A Psycho-Oncological Model of Cancer according to Ancient Texts of Yoga | Abstract
Journal of Yoga & Physical Therapy

Journal of Yoga & Physical Therapy
Open Access

ISSN: 2157-7595

+44 7480022681


A Psycho-Oncological Model of Cancer according to Ancient Texts of Yoga

Amritanshuram R, Nagendra HR, Shastry ASN, Raghuram NV and Nagarathna R
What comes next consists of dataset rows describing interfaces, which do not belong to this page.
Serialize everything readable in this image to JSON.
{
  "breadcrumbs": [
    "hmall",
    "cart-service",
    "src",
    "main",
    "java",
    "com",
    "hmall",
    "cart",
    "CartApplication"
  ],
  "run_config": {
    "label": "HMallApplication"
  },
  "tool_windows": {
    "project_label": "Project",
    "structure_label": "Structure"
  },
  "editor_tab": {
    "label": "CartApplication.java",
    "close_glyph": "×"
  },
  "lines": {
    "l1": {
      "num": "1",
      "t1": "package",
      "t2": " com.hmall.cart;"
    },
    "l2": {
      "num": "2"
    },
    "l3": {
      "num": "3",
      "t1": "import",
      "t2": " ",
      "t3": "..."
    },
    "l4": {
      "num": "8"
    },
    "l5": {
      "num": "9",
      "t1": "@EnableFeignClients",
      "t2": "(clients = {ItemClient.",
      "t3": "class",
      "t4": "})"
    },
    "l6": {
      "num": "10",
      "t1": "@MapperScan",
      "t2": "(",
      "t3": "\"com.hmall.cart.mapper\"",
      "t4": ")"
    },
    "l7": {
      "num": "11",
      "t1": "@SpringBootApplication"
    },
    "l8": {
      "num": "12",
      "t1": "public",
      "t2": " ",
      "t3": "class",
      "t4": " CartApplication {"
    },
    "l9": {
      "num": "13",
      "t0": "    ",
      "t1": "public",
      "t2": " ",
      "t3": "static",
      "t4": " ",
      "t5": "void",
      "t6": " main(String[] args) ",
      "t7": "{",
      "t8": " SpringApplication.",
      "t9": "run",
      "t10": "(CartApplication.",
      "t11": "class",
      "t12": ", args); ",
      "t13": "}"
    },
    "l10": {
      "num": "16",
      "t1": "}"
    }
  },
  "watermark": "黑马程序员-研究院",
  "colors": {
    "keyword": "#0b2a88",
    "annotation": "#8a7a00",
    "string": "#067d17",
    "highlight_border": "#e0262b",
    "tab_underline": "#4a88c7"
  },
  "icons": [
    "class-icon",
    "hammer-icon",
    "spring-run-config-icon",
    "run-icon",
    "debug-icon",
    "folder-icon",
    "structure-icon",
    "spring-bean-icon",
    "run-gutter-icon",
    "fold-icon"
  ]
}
Background: Several psycho-oncological models of cancer have been published. Integrated module of yoga has been found to be effective as an add-on to conventional management of cancer through randomized control studies. Objectives: To develop a model of the aetiopathogenesis of cancer according to ancient yoga texts. Methods: This process had four phases: 1) Review of modern scientific and original texts dating back to 5000 years, 2) Focused Group Discussions (8 members) to develop the model, 3) preparation of the module based on the proposed model and 4) field testing of yoga modules for patients with cancer. Results: Yoga texts propose that cancer is disturbed homeostasis (an imbalance) based in the mind. Persistent, uncontrolled, fast recycling of thoughts in the mind due to wrong knowledge about the source of happiness is the origin. This activates wasteful release of vital energy, (prana), which in due course, expresses onto the physical body as habituated imbalance resulting in uncontrolled molecular (gene) level activity. This ‘local violence’, progresses by activating the chemical reactions, resulting in inflammation or uncontrolled mitosis. The goal of yoga therapy is ‘mastery over inner chemical processes through mindfulness and alertful rest to reduce the inner violence’. Yoga modules were developed based on this understanding of the etiology of cancer. Review of literature and group discussions which also contributed to these modules, aided to keep the focus on scriptural relevance and clinical feasibility. These modules were used in patients with stage 2 and 3 breast cancer in randomized control studies between 2003 till 2008. The results of these studies pointed to the beneficial effects of yoga as compared to conventional management. During surgery, IAYT reduced hospital stay, faster wound healing and lower drain retention; during chemotherapy, practice of yoga demonstrated lower nausea intensity and frequency, anxiety, depression, better immunological status and quality of life; yoga practice during radiation therapy brought about lesser side effects, less stress levels, better cortisol rhythm, sleep. During and after the treatment period patients indicated better quality of life. Controlled studies on breast cancer patients provided the scientific evidence that these modules are effective in clinical settings. Conclusion: This yoga based, workable model has incorporated the subtle aspects of mind (prana, mind and the self) into the psycho-neuro-immunological model of cancer. Evidence suggests that yoga techniques that are based on the models are effective in the management of breast cancer. Mechanism studies and intense dialogue are necessary to consolidate these concepts.